And these content initiatives continue to rise in quality. Northumbria University, for example, has developed a user-friendly resource area for parents as well as a guide to the institution in high definition video format with testimonials from students and their parents.

The University of Birmingham meanwhile has a dedicated Facebook group for parents to join to learn more about the institution and connect with other parents.

Sydney University and other institutions include a dedicated guide and newsletters for parents to download and print.

And at Duke University there is a vast amount of useful content both on the website and on social media for parents and carers, backed up by initiatives that create a sense of community such as parent and family orientation events, a parent newsletter, videos, blog content and a podcast.

Ways to engage parents to aid student recruitment

We've demonstrated that parents are a key part of the decision-making process for many students, and they tend to seek out information and engagement opportunities. Furthermore, their involvement is typically welcomed by the students they support.

We've also shown that the quality of content that connects with them continues to rise. But how else can institutions engage parents and carers?

The good news is that the playing field in this area is varied and there are lots of initiatives universities can implement and experiment with. Here are six tactics to consider.

1. Engaging parents early on in the recruitment cycle brings benefits. Parents are more open to considering institutions further away from home and different types of institutions earlier in their children's time at school and early engagement with them puts you ahead of competitors.

2. Cost remains a major barrier to applications and it has been identified as one of the most pressing concerns for parents.

Recruitment teams who help parents to understand fees, for example using cost calculators and the funding options available for programs, stand to benefit.

3. Creating events specifically for parents and making them convenient and accessible can pay dividends. Consider evening campus tours, parent Q&As sessions at open days and live streaming events such as a parents welcome address, to increase inclusion and engagement.

4. Digital activity aimed at parents and carers should be created to align with their online behavior patterns.

For instance, parents engage with digital marketing even more than students do, with click rates typically 1.5 times higher than their children.

Parents are also more likely than students to return to ads repeatedly. Very few universities currently target parents and carers with pay per click activity, but creating paid search campaigns could be highly effective in reaching parents and directing them to relevant website content and to sign up for updates.

5. Parents are keen to connect with others in the process of selecting an institution. Establishing group communication options will encourage registrations and affiliation for the institution by enabling parents and carers to connect. Options include groups on Facebook, WhatsApp or private group messaging services such as Slack.

6. Parents and carers will respond favorably to timely, personalized communications. Consider putting in place data capture opportunities specifically for parents and carers on the website.

This will enable you to capture their details, deliver information which is tailored to the program preferences of the students they support, and create email campaigns with useful information bespoke to their circumstances throughout the recruitment period.

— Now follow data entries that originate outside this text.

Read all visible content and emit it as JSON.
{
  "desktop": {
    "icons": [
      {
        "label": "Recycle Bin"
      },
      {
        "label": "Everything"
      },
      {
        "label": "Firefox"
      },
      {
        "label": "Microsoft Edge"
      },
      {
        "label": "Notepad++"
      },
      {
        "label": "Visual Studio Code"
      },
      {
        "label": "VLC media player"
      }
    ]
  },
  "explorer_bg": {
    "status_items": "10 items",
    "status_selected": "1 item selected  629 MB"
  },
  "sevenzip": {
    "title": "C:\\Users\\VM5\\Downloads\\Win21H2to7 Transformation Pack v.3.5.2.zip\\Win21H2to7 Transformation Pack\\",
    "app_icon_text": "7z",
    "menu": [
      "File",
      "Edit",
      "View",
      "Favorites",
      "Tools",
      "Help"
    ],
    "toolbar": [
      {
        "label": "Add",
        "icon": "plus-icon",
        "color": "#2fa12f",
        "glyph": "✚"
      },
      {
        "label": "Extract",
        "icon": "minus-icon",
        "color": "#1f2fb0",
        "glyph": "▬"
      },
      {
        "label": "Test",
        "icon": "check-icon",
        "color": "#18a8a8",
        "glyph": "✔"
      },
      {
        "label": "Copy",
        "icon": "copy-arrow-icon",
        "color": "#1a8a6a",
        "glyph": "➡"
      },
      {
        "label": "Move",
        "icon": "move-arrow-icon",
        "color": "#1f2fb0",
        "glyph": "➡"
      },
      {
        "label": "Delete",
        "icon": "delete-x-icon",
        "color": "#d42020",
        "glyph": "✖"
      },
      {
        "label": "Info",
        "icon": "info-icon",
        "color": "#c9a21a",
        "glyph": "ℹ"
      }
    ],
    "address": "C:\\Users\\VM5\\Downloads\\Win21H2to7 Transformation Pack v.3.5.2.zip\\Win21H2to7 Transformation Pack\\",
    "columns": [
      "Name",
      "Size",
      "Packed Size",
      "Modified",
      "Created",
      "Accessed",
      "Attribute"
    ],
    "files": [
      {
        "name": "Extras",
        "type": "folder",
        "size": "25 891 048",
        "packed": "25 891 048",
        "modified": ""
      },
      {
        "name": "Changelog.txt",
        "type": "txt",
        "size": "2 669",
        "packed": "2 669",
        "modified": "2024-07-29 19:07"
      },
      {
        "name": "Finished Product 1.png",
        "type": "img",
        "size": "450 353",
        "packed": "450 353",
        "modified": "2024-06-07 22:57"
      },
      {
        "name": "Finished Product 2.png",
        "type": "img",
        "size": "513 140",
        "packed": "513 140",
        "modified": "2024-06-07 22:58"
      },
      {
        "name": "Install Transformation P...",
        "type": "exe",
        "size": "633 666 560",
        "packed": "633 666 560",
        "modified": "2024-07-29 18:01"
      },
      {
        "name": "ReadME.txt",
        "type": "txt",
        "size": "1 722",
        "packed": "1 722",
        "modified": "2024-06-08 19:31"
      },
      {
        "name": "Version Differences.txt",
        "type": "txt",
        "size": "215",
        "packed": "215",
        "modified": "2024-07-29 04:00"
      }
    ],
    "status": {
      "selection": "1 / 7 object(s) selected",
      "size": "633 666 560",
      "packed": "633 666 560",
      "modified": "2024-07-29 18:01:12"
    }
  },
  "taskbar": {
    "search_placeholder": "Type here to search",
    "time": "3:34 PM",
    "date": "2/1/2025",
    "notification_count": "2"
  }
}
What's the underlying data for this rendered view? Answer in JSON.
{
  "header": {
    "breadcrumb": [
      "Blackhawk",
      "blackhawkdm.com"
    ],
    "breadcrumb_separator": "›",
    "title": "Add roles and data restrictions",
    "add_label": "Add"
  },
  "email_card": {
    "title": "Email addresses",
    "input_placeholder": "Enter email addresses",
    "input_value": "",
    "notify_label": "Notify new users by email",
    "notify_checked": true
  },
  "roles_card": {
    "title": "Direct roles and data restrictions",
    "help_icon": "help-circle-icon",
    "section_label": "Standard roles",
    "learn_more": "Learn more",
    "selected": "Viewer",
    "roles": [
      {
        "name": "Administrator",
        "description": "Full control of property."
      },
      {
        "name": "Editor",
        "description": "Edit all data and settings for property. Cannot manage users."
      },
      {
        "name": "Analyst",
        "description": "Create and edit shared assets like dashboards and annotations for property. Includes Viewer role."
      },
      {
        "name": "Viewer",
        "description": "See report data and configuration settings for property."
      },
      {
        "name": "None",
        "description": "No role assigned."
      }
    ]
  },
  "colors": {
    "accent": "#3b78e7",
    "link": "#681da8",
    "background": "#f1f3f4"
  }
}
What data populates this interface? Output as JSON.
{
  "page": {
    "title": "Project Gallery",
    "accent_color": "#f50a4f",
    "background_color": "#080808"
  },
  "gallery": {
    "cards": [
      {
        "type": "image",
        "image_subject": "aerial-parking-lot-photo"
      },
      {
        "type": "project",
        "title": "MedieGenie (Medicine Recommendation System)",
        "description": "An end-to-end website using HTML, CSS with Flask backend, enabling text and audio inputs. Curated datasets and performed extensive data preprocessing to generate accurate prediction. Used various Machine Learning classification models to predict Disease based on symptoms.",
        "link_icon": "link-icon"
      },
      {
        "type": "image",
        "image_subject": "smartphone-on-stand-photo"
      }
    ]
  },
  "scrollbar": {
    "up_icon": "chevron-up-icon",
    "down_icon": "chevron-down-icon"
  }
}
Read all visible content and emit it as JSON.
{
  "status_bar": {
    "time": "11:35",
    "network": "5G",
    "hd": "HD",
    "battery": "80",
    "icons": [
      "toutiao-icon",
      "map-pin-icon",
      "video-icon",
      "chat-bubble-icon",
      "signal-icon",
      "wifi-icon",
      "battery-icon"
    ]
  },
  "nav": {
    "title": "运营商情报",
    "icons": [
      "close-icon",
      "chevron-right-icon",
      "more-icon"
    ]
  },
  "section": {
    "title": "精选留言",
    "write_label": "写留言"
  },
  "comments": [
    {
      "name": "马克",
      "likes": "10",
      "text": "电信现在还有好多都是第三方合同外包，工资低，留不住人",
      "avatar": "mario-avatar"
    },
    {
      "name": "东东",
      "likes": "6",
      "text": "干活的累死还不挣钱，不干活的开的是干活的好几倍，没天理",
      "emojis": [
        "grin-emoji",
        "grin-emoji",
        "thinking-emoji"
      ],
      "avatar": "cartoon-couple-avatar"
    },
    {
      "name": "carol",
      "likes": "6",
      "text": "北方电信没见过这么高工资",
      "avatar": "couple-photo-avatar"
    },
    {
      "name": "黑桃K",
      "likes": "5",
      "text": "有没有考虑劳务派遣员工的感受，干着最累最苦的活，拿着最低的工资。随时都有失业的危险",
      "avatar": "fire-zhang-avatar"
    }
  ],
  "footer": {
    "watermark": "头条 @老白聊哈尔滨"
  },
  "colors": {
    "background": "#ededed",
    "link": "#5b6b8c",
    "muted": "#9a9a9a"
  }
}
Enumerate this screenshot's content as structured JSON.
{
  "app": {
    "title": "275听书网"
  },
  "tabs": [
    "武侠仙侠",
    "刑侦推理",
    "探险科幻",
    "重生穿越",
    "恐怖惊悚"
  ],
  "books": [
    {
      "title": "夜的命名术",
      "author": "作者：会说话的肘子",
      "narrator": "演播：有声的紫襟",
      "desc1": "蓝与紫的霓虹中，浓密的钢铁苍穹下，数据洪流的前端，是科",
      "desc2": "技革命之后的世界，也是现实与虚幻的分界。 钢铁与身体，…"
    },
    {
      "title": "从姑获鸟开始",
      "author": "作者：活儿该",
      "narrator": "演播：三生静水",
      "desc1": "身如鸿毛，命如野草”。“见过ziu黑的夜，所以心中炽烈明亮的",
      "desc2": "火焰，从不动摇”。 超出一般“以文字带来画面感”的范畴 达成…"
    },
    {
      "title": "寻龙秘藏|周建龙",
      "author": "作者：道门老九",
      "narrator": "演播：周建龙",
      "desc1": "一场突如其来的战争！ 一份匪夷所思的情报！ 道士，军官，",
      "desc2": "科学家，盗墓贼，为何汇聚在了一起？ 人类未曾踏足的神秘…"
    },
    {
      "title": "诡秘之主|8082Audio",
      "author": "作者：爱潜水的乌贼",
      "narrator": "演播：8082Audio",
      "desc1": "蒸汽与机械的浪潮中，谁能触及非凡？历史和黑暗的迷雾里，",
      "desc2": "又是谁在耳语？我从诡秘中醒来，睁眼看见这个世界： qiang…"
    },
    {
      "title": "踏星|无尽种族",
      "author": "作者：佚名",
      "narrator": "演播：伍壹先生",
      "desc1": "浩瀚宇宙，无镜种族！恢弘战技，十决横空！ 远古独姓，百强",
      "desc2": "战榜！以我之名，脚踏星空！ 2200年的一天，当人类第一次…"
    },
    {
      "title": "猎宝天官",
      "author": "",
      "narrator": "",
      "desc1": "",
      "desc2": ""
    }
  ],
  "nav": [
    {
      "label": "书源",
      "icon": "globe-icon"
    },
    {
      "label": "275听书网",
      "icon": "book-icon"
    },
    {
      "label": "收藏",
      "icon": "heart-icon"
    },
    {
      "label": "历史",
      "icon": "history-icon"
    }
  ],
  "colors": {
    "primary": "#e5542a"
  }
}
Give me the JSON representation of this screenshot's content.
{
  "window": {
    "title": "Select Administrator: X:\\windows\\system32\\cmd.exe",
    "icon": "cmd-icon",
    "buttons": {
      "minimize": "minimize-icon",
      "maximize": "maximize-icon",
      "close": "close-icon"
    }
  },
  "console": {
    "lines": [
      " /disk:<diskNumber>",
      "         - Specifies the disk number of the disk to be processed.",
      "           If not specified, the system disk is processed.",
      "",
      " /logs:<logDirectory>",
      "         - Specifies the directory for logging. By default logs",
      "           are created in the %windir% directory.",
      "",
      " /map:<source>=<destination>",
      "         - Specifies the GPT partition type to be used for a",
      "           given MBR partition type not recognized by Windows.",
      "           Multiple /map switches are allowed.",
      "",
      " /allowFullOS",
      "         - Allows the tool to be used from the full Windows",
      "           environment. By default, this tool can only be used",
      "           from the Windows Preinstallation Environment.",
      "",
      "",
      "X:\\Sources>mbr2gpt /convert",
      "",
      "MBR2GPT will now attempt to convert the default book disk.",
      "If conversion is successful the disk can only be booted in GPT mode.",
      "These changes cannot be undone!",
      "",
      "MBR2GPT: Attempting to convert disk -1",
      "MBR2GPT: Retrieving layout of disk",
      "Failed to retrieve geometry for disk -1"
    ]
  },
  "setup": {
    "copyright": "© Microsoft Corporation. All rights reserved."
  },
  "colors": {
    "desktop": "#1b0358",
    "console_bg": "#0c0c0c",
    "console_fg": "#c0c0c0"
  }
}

By marketing to parents, universities get backdoor access to the next generation of students

The majority of institutions recognize that parents and carers play an important role in a student's enrolment journey. They want to hear from institutions and are receptive to marketing, yet the opportunity to engage with them is still relatively untapped.

With student recruitment becoming ever more competitive, it makes even more sense to target parents creatively. Institutions that put investment behind content initiatives and digital marketing that keeps them informed and in the loop are set to benefit.